═════ Data to use

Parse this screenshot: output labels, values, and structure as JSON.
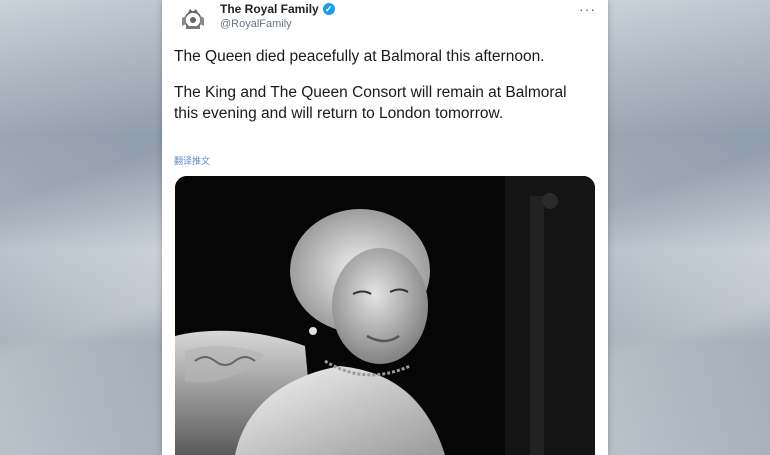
{
  "tweet": {
    "display_name": "The Royal Family",
    "handle": "@RoyalFamily",
    "paragraph_1": "The Queen died peacefully at Balmoral this afternoon.",
    "paragraph_2": "The King and The Queen Consort will remain at Balmoral this evening and will return to London tomorrow.",
    "translate_label": "翻译推文",
    "more_label": "···"
  },
  "colors": {
    "verified": "#1d9bf0",
    "link": "#5b8ec9",
    "text": "#1a1a1a"
  },
  "icons": {
    "avatar": "royal-crest-icon",
    "verified": "verified-badge-icon",
    "more": "more-options-icon"
  }
}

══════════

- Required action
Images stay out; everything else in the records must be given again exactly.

- Response
Parse this screenshot: output labels, values, and structure as JSON.
{
  "tweet": {
    "display_name": "The Royal Family",
    "handle": "@RoyalFamily",
    "paragraph_1": "The Queen died peacefully at Balmoral this afternoon.",
    "paragraph_2": "The King and The Queen Consort will remain at Balmoral this evening and will return to London tomorrow.",
    "translate_label": "翻译推文",
    "more_label": "···"
  },
  "colors": {
    "verified": "#1d9bf0",
    "link": "#5b8ec9",
    "text": "#1a1a1a"
  },
  "icons": {
    "avatar": "royal-crest-icon",
    "verified": "verified-badge-icon",
    "more": "more-options-icon"
  }
}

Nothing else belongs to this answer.